§ **Assignment**:
The required answer is an exact copy of the records below, without pictures.

§ **Data**:
>>>>

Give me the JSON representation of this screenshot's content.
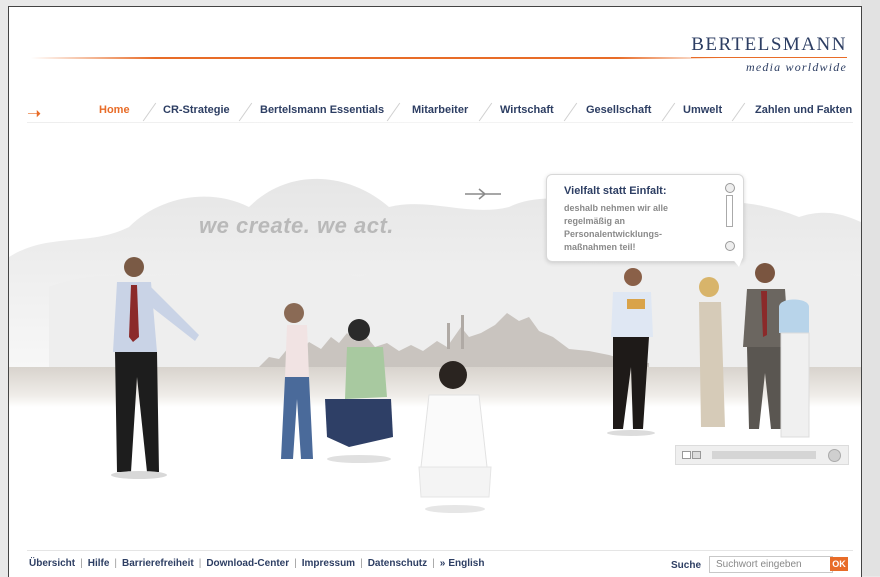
{
  "header": {
    "logo_name": "BERTELSMANN",
    "logo_tagline": "media worldwide"
  },
  "nav": {
    "items": [
      {
        "label": "Home",
        "active": true
      },
      {
        "label": "CR-Strategie"
      },
      {
        "label": "Bertelsmann Essentials"
      },
      {
        "label": "Mitarbeiter"
      },
      {
        "label": "Wirtschaft"
      },
      {
        "label": "Gesellschaft"
      },
      {
        "label": "Umwelt"
      },
      {
        "label": "Zahlen und Fakten"
      }
    ]
  },
  "hero": {
    "slogan": "we create. we act."
  },
  "infobox": {
    "title": "Vielfalt statt Einfalt:",
    "text": "deshalb nehmen wir alle regelmäßig an Personalentwicklungs-maßnahmen teil!"
  },
  "footer": {
    "links": [
      "Übersicht",
      "Hilfe",
      "Barrierefreiheit",
      "Download-Center",
      "Impressum",
      "Datenschutz"
    ],
    "language_link": "English",
    "search_label": "Suche",
    "search_placeholder": "Suchwort eingeben",
    "search_button": "OK"
  },
  "colors": {
    "accent": "#e86c28",
    "brand": "#2d3e63"
  }
}
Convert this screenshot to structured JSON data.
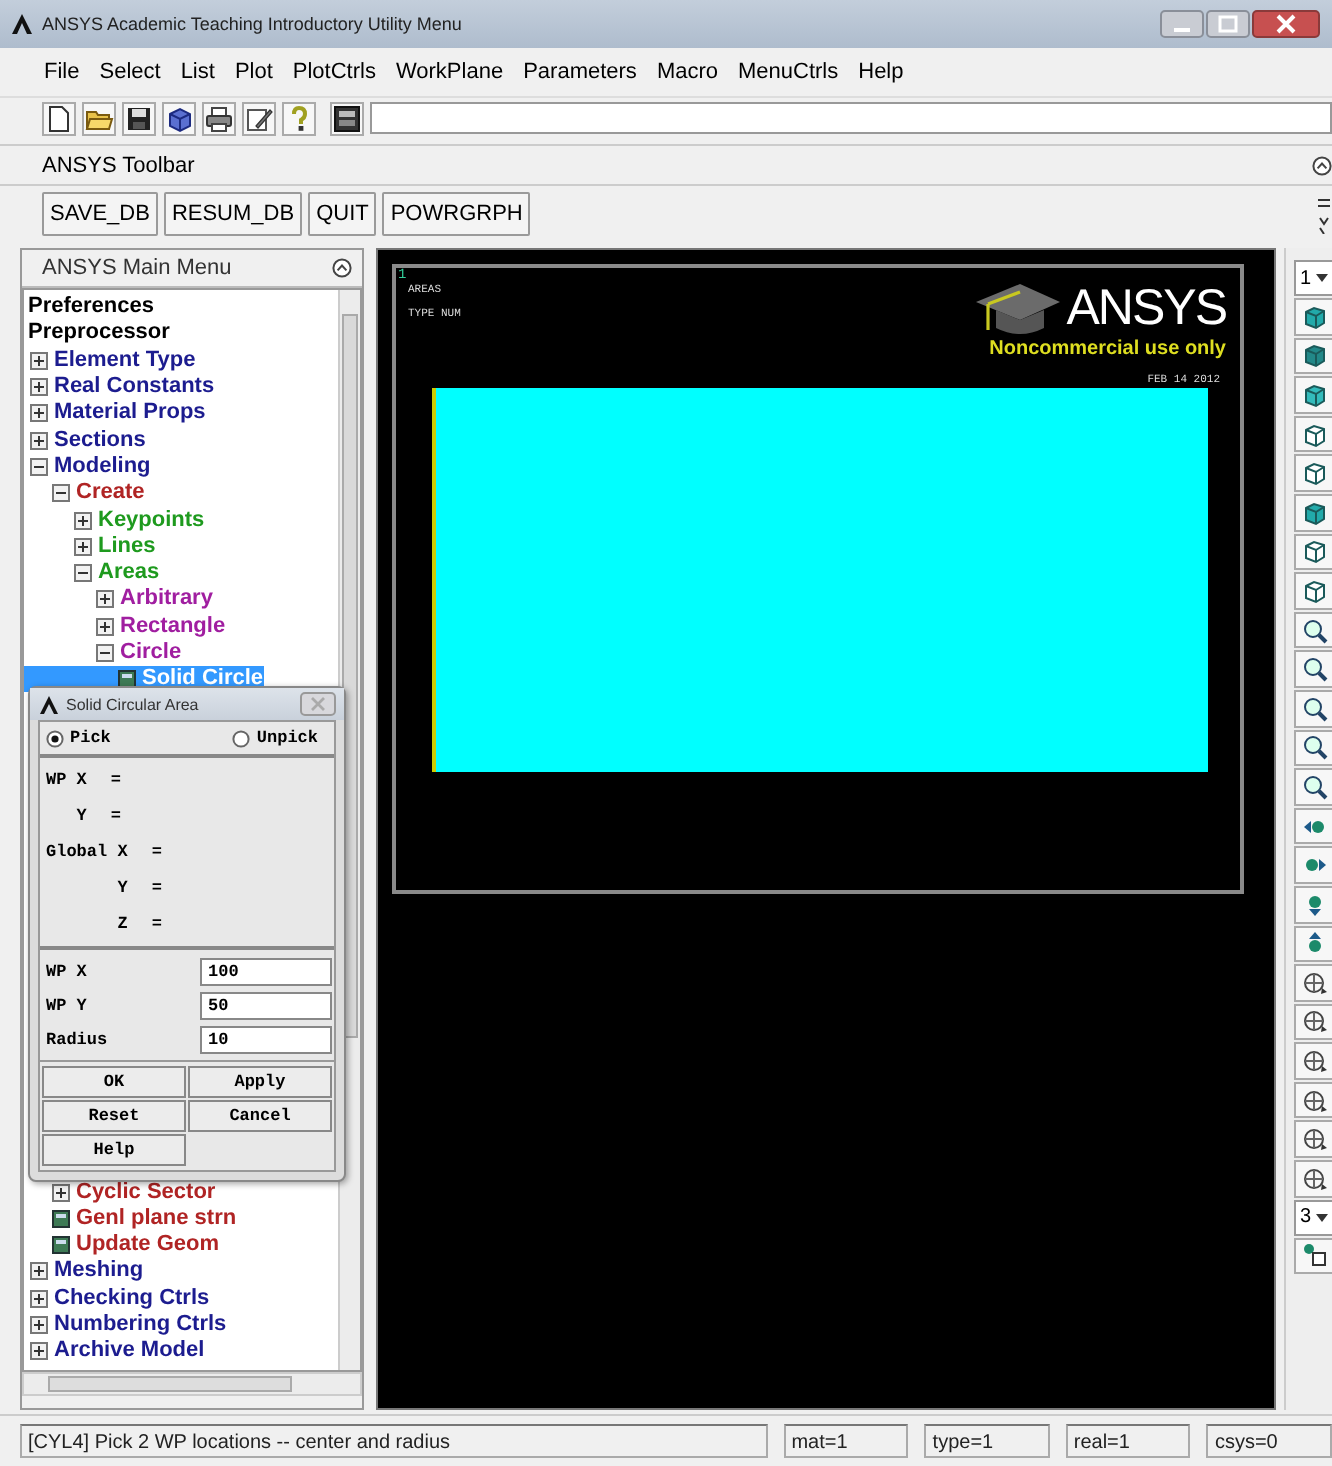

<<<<

§ **Expected output**:
Give me the JSON representation of this screenshot's content.
{
  "header": {
    "logo_name": "BERTELSMANN",
    "logo_tagline": "media worldwide"
  },
  "nav": {
    "items": [
      {
        "label": "Home",
        "active": true
      },
      {
        "label": "CR-Strategie"
      },
      {
        "label": "Bertelsmann Essentials"
      },
      {
        "label": "Mitarbeiter"
      },
      {
        "label": "Wirtschaft"
      },
      {
        "label": "Gesellschaft"
      },
      {
        "label": "Umwelt"
      },
      {
        "label": "Zahlen und Fakten"
      }
    ]
  },
  "hero": {
    "slogan": "we create. we act."
  },
  "infobox": {
    "title": "Vielfalt statt Einfalt:",
    "text": "deshalb nehmen wir alle regelmäßig an Personalentwicklungs-maßnahmen teil!"
  },
  "footer": {
    "links": [
      "Übersicht",
      "Hilfe",
      "Barrierefreiheit",
      "Download-Center",
      "Impressum",
      "Datenschutz"
    ],
    "language_link": "English",
    "search_label": "Suche",
    "search_placeholder": "Suchwort eingeben",
    "search_button": "OK"
  },
  "colors": {
    "accent": "#e86c28",
    "brand": "#2d3e63"
  }
}
Convert this screenshot to structured JSON data.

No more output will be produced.